As reported by Troy Renck last week, the Colorado Rockies finalized their agreement with Miguel Olivo yesterday: one year and $2
million, with a club option for 2011.
Good for the Rockies. Even if the Rockies exercise Olivo’s option — which is $2.5 million — they will have saved $1.5 million over what Yorvit Torrealba wanted guaranteed.
But this deal is far more significant for Royals fans, who just saw one of their catchers — Olivo — leave for a one year,
$2.5 million deal, and their other catcher — John Buck — leave for a one year, $2 million deal of his own.
In their place: one catcher, Jason Kendall, who is worse than either Olivo or Buck, for two years, $6 million. As Royal watcher Rany Jazayerli tweeted last night: “In Dayton’s world,
Kendall > (Olivo+Buck). We need a VP of Common Sense.“
There is one other possibility here: that Dayton Moore actually recognized that Olivo and Buck were better options, but they would not, under any circumstances, sign with Kansas City.
No matter which explanation it is — incompetence or the creation of a team no one wants any part of — Dayton Moore needs to be fired.

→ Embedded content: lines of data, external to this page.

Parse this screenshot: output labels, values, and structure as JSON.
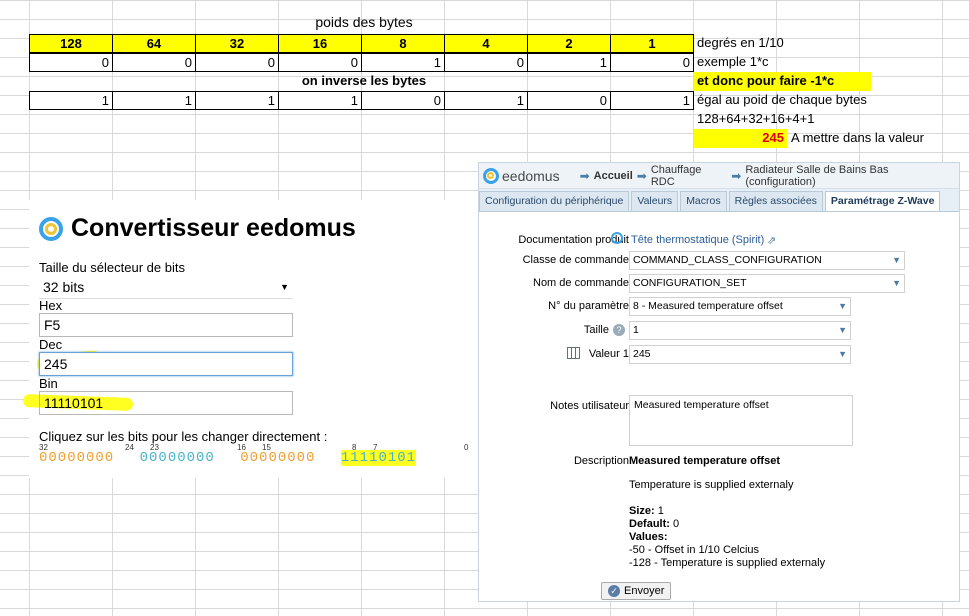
{
  "sheet": {
    "title": "poids des bytes",
    "weights": [
      "128",
      "64",
      "32",
      "16",
      "8",
      "4",
      "2",
      "1"
    ],
    "example_bits": [
      "0",
      "0",
      "0",
      "0",
      "1",
      "0",
      "1",
      "0"
    ],
    "invert_label": "on inverse les bytes",
    "inverted_bits": [
      "1",
      "1",
      "1",
      "1",
      "0",
      "1",
      "0",
      "1"
    ],
    "notes": {
      "degrees": "degrés en 1/10",
      "example": "exemple 1*c",
      "minus": "et donc pour faire -1*c",
      "equal": "égal au poid de chaque bytes",
      "sum": "128+64+32+16+4+1",
      "result": "245",
      "put_in": "A  mettre dans la valeur"
    }
  },
  "converter": {
    "title": "Convertisseur eedomus",
    "size_label": "Taille du sélecteur de bits",
    "size_value": "32 bits",
    "hex_label": "Hex",
    "hex_value": "F5",
    "dec_label": "Dec",
    "dec_value": "245",
    "bin_label": "Bin",
    "bin_value": "11110101",
    "click_label": "Cliquez sur les bits pour les changer directement :",
    "bit_indices": [
      "32",
      "24",
      "23",
      "16",
      "15",
      "8",
      "7",
      "0"
    ],
    "bit_groups": [
      "00000000",
      "00000000",
      "00000000",
      "11110101"
    ]
  },
  "panel": {
    "brand": "eedomus",
    "breadcrumb": [
      "Accueil",
      "Chauffage RDC",
      "Radiateur Salle de Bains Bas (configuration)"
    ],
    "tabs": [
      "Configuration du périphérique",
      "Valeurs",
      "Macros",
      "Règles associées",
      "Paramétrage Z-Wave"
    ],
    "fields": {
      "doc_label": "Documentation produit",
      "doc_value": "Tête thermostatique (Spirit)",
      "class_label": "Classe de commande",
      "class_value": "COMMAND_CLASS_CONFIGURATION",
      "cmd_label": "Nom de commande",
      "cmd_value": "CONFIGURATION_SET",
      "param_label": "N° du paramètre",
      "param_value": "8 - Measured temperature offset",
      "size_label": "Taille",
      "size_value": "1",
      "value_label": "Valeur 1",
      "value_value": "245",
      "notes_label": "Notes utilisateur",
      "notes_value": "Measured temperature offset",
      "desc_label": "Description",
      "desc_title": "Measured temperature offset",
      "desc_text": "Temperature is supplied externaly",
      "size_k": "Size:",
      "size_v": "1",
      "default_k": "Default:",
      "default_v": "0",
      "values_k": "Values:",
      "values_1": "-50 - Offset in 1/10 Celcius",
      "values_2": "-128 - Temperature is supplied externaly"
    },
    "send_label": "Envoyer"
  }
}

Blue Jays closer Ken Giles hasn’t exactly turned things around since joining the Blue Jays on July 31, when the club sent embattled closer Roberto Osuna to the Astros. Giles posted a 4.99 ERA in 30 2/3 innings with the Astros, then put up a slightly less miserable 4.58 ERA in 17 2/3 innings with the Jays. Still, he’s much happier with the Jays than he was with the Astros, even after winning the World Series with them last year. He said to Rosie DiManno of the Toronto Star, “I’m actually enjoying the game more than I did for my entire tenure in Houston. It’s kind of weird to say that because I won a World Series with that team. But it’s like, I just felt trapped there. I didn’t feel like myself there. Overall, I felt out of place.”
Giles also said “the communication was lost” with the Astros and it was something that came easy with the Jays. He said, “When I came here, they stayed patient with me. I said hey, I want to work on this thing till I’m comfortable. All right. OK, I’m comfortable, let’s move on to this next thing. Pitching, you can’t just try to fix everything at once. For me, I had to take baby steps to get my groove back. The Jays allowed me to do that. Yeah, the team was out of contention, but it doesn’t matter. It’s still my career. I still have to prove myself. Them being so patient with me, understanding what I want to do, was very, very big.”
Giles, 28, has two more years of arbitration eligibility remaining. He has shown promise despite his overall mediocre numbers. In non-save situations this season (with both the Astros and Jays), he has a 9.12 ERA. But in save situations, his ERA is a pristine 0.38. Giles could be a closer the Jays find themselves leaning on as they attempt to get back into competitive shape. Since it sounds like Giles is quite enamored with Toronto and with the Blue Jays, a discussion about a contract extension certainly could be had.